Medieval Property Transactions in Rutland Abstracts of Feet of Fines 1197 - 1509 edited and with an introduction by Bridget Wells-Furby RLHRS Occasional Publication No 10 About this book The Rutland Local History & Record Society has just produced the latest in its series of Occasional Publications about the history of this small county, this time concentrating on local property transactions in the 13th, 14th and 15th centuries. In the National Archives there are 355 documents, known as Feet of Fines, which record such transactions for Rutland alone, and it is these that the author, Bridget Wells-Furby, has summarised and discusses in this book. These medieval Feet of Fines were used originally in the late 12th century to resolve legal disputes over land, and this was quickly adopted as the most secure was of transferring property. The same legal terminology continued long after that background became a mere fiction. The 'final concord' or 'fine' recording each transaction was copied in triplicate by clerks of the king's court; each party kept one part while the third part, the 'foot', was retained by the court, hence the name by which they are known today. By no means all such transactions were so recorded, but these 'feet' survive in large numbers as an unparalleled record of land transfers. The fines are an important source for manorial histories and genealogical studies, but they also record the transfer of smaller freeholdings which did not amount to manors, and help to shed light on lower ranks of society. Some of the Rutland fines include important topographical information on land holdings and other assets such as mills, fisheries, and church advowsons; a few record names of tenants as well as those of the parties involved and the justices who heard each case. The edition runs to 108 pages and provides an English summary of each fine, with full indexes of the names of people and places, and of subjects. There is also a glossary. The introduction explains the format of the fines, and discusses some of the ways they may be used. It shows the part played by women in the fines, the relationship of the fines to the manorial and political geography of the county, with examples of how and to what end the fines were used by contemporaries. There are also reproductions of some of the original documents, and in time it is intended to make them all available for consultation on the Society's website, www.rutlandhistory.org. Tim Clough, the Society's Honorary Editor, said, 'The Feet of Fines provide an invaluable source of information for anyone interested in the early history of Rutland, its land and its families, and we are greatly indebted to Bridget Wells-Furby for all the work she has done in transcribing and discussing these archives. The book will be very useful to local historians'. About the author Bridget Wells-Furby is an independent scholar specialising in the social and economic history of fourteenth-century England. Her St Andrews University PhD on the Berkeley family of Gloucestershire in that century led to the publication in 2004 of a calendar of the large medieval archive at Berkeley Castle and, most recently, The Berkeley Estate 1281-1417: its economy and development (2012). She has also published a calendar of a late- fifteenth century Suffolk cartulary, The Bohun of Fressingfield Cartulary (2012), and has written various articles on aspects of social and political history in the period. The price of this publication is £10.00, or £8.00 for members of RLHRS, plus £2.00 UK postage & packing. Copies can be obtained at the Rutland County Museum and local bookshops, or ordered on-line via the Society's website or from www.genfair.co.uk. For further information please contact Tim Clough, Honorary Editor, Rutland Local History & Record Society, by email at editor@rutlandhistory.org. 20th March 2013 If you would like to download the order form please click here

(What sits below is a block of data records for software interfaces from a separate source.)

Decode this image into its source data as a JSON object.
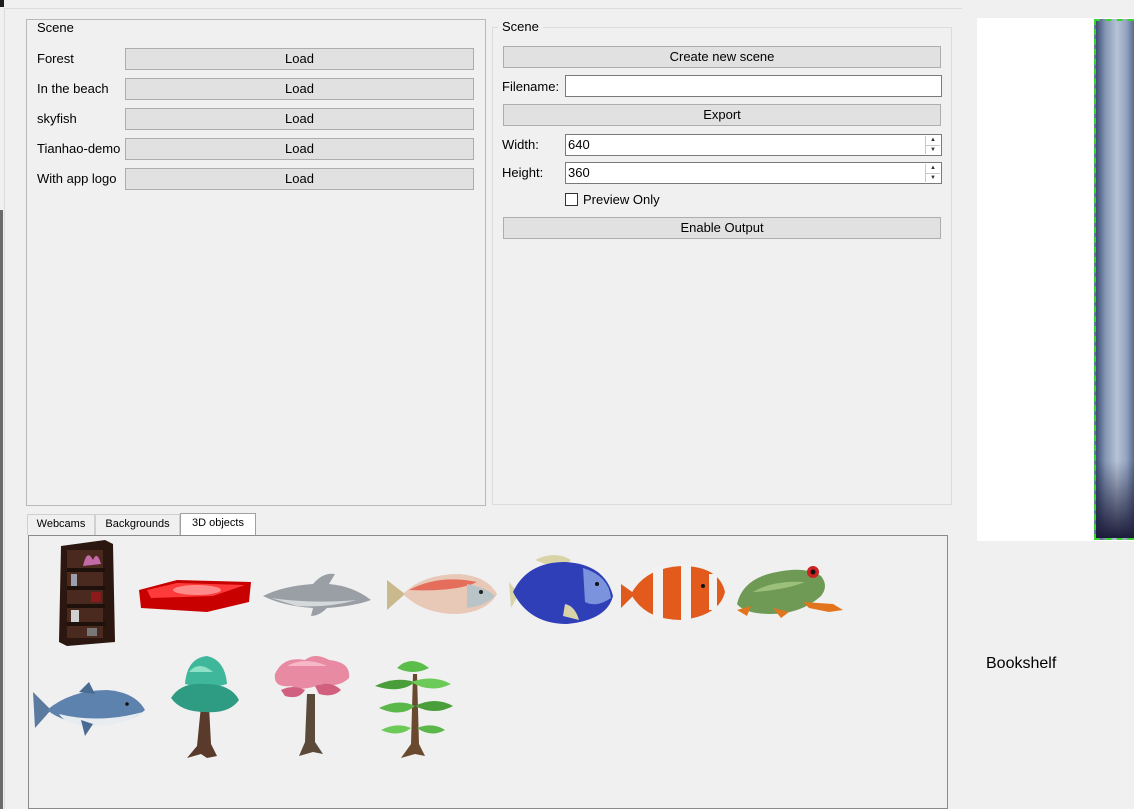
{
  "scene_list": {
    "title": "Scene",
    "load_label": "Load",
    "items": [
      {
        "name": "Forest"
      },
      {
        "name": "In the beach"
      },
      {
        "name": "skyfish"
      },
      {
        "name": "Tianhao-demo"
      },
      {
        "name": "With app logo"
      }
    ]
  },
  "scene_panel": {
    "title": "Scene",
    "create_label": "Create new scene",
    "filename_label": "Filename:",
    "filename_value": "",
    "export_label": "Export",
    "width_label": "Width:",
    "width_value": "640",
    "height_label": "Height:",
    "height_value": "360",
    "preview_only_label": "Preview Only",
    "preview_only_checked": false,
    "enable_output_label": "Enable Output"
  },
  "tabs": [
    {
      "label": "Webcams",
      "active": false
    },
    {
      "label": "Backgrounds",
      "active": false
    },
    {
      "label": "3D objects",
      "active": true
    }
  ],
  "objects_3d": [
    {
      "icon": "bookshelf-icon"
    },
    {
      "icon": "red-slab-icon"
    },
    {
      "icon": "dolphin-icon"
    },
    {
      "icon": "tuna-icon"
    },
    {
      "icon": "blue-fish-icon"
    },
    {
      "icon": "clownfish-icon"
    },
    {
      "icon": "frog-icon"
    },
    {
      "icon": "shark-icon"
    },
    {
      "icon": "teal-tree-icon"
    },
    {
      "icon": "pink-tree-icon"
    },
    {
      "icon": "green-tree-icon"
    }
  ],
  "preview": {
    "selected_label": "Bookshelf"
  },
  "colors": {
    "window_bg": "#f0f0f0",
    "button_bg": "#e1e1e1",
    "selection_outline": "#38d32e"
  }
}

New Publication March 2013 Researching Rutland	Registered Charity No 700273 Rutland Local History & Record Society